In some cases young adult children look at their earnings as part of the family's income, as documented by the Southeast Asian Refugee Youth Study in the late 1980s in San Diego.23 The research combined qualitative and survey data to produce detailed case histories of Vietnamese, Cambodian, and Hmong young adults. One was Van Le, then a twenty-six-year-old medical student at the University of California and one of ten children of a Vietnamese refugee family whose father had died soon after arriving in the United States in 1976. In their family, as the children grew up and entered the work world, each was required to give a "tax" back to the mother. Van gave the money he earned as an undergraduate in work-study employment to his mother, and he expected to pay a "tax" when he became a practicing physician. The down payment for the house she lived in was given by the two employed oldest sisters, who also made the monthly house payments. His mother's low-paying job in electronics assembly was just enough to cover food and daily living expenses, but it would have been impossible for her to live in that house without the family tax system. Those who remained in his mother's house were expected to pay half of their salary to her. The tax was seen as "generosity," given without resentment, and treated as a filial obligation of child to parent. In fact, whenever a child married, one condition was that the new spouse accept the tax system, as did the American-born husband of Van's eldest sister. This system of taxing was flexible enough that if grandchildren were born, the tax would be reduced.

A recent study based on forty in-depth interviews with 1.5- and second-generation middle-class Mexican young adults in the Los Angeles area illustrates three patterns of "giving back" to their immigrant families: providing total financial support of their parents or younger siblings, or both; becoming the "safety net" for their parents, siblings, and relatives during times of hardship; and providing regular financial support to supplement their parents' incomes.24 The authors found that about one-fifth of the respondents fully supported their immigrant parents—as did Adrián, a second-generation Mexican-American teacher with a master's degree: "Ever since I started working when I was 14 I have given them everything I could. Now it's at about $1,000 a month…just to help them out." He also paid all of the household bills. María, a second-generation entrepreneur with two young children, similarly supported her mother: "I pay her rent, I give her money, I take her to the doctors, I buy her prescriptions. I take care of my Mom."

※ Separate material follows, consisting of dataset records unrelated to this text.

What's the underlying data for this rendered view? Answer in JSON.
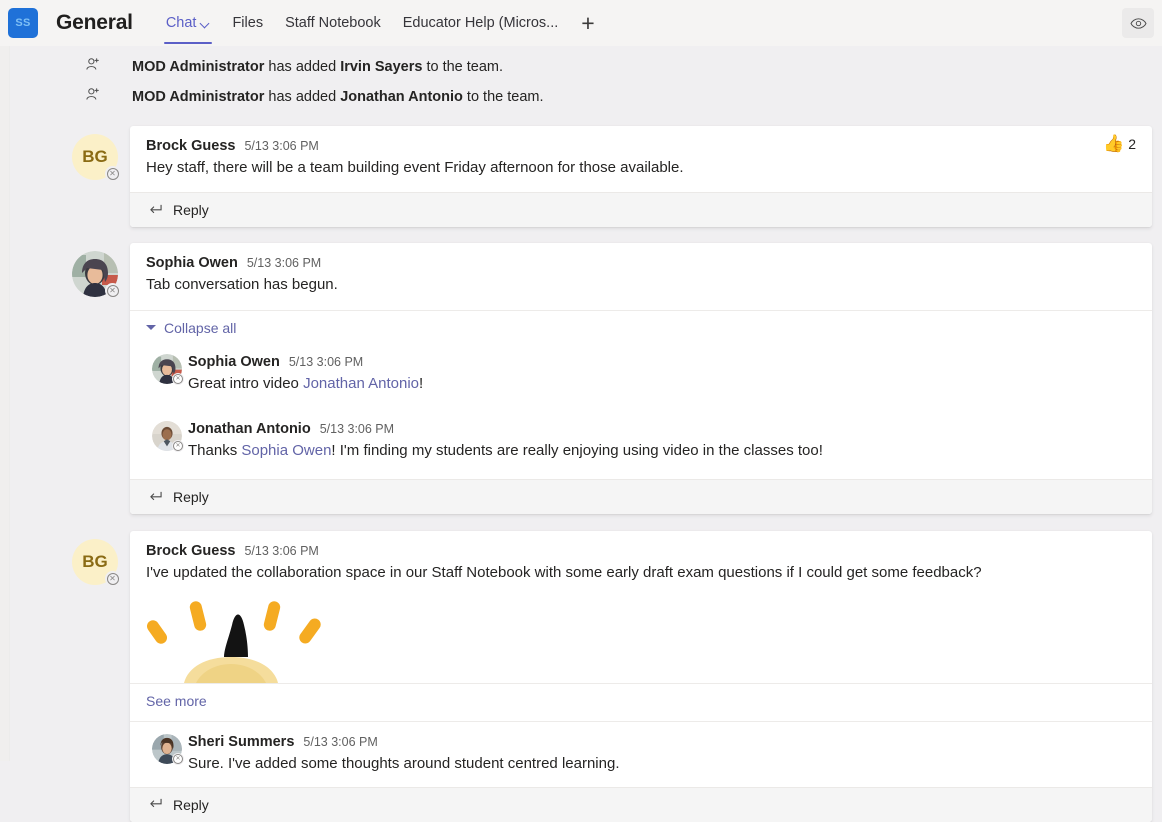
{
  "header": {
    "team_avatar_initials": "SS",
    "team_avatar_color": "#1f71d8",
    "channel_title": "General",
    "tabs": [
      {
        "label": "Chat",
        "active": true,
        "has_chevron": true
      },
      {
        "label": "Files",
        "active": false,
        "has_chevron": false
      },
      {
        "label": "Staff Notebook",
        "active": false,
        "has_chevron": false
      },
      {
        "label": "Educator Help (Micros...",
        "active": false,
        "has_chevron": false
      }
    ],
    "add_tab_label": "+",
    "eye_icon": "eye-icon",
    "accent_color": "#5b5fc7"
  },
  "system_messages": [
    {
      "icon": "person-add-icon",
      "actor": "MOD Administrator",
      "middle": " has added ",
      "target": "Irvin Sayers",
      "suffix": " to the team."
    },
    {
      "icon": "person-add-icon",
      "actor": "MOD Administrator",
      "middle": " has added ",
      "target": "Jonathan Antonio",
      "suffix": " to the team."
    }
  ],
  "messages": {
    "m1": {
      "author": "Brock Guess",
      "timestamp": "5/13 3:06 PM",
      "text": "Hey staff, there will be a team building event Friday afternoon for those available.",
      "avatar_initials": "BG",
      "avatar_type": "initials",
      "reaction_emoji": "👍",
      "reaction_count": "2",
      "reply_label": "Reply"
    },
    "m2": {
      "author": "Sophia Owen",
      "timestamp": "5/13 3:06 PM",
      "text": "Tab conversation has begun.",
      "avatar_type": "photo",
      "collapse_label": "Collapse all",
      "reply_label": "Reply",
      "replies": {
        "r1": {
          "author": "Sophia Owen",
          "timestamp": "5/13 3:06 PM",
          "text_before": "Great intro video ",
          "mention": "Jonathan Antonio",
          "text_after": "!"
        },
        "r2": {
          "author": "Jonathan Antonio",
          "timestamp": "5/13 3:06 PM",
          "text_before": "Thanks ",
          "mention": "Sophia Owen",
          "text_after": "! I'm finding my students are really enjoying using video in the classes too!"
        }
      }
    },
    "m3": {
      "author": "Brock Guess",
      "timestamp": "5/13 3:06 PM",
      "text": "I've updated the collaboration space in our Staff Notebook with some early draft exam questions if I could get some feedback?",
      "avatar_initials": "BG",
      "avatar_type": "initials",
      "attachment": "celebration-gif",
      "see_more_label": "See more",
      "nested": {
        "author": "Sheri Summers",
        "timestamp": "5/13 3:06 PM",
        "text": "Sure. I've added some thoughts around student centred learning.",
        "avatar_type": "photo"
      },
      "reply_label": "Reply"
    }
  }
}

The most common form of giving back by the children of Mexican immigrants was providing monthly supplemental income to their parents. Half of the respondents in this study gave their parents between $200 and $1,000 every month for household expenses and also helped them in non-financial ways: translating documents, drafting letters, making phone calls, accompanying them to work-related and medical appointments. The more successful often came to the rescue of their immigrant parents in times of economic crisis—like Lupe, a second-generation thirty-four-year-old vice president of a national financial services institution, who gave her parents $5,000 to make their mortgage payment and cover their household bills. Even when she was in college Lupe had financially rescued her father, whose landscaping business was in jeopardy, by giving him $10,000 from her school loans, which she was still paying back. She also agreed to co-sign for the loan used to purchase her father's new truck, which he could not obtain on his own because of his credit record. The authors note that those who grew up poor (but were not poor now) were more likely to "give back" to their parents, relatives, and the co-ethnic community, and to display a "collectivist orientation," while those who grew up middle-class exhibited an individualistic orientation resembling conventional American norms.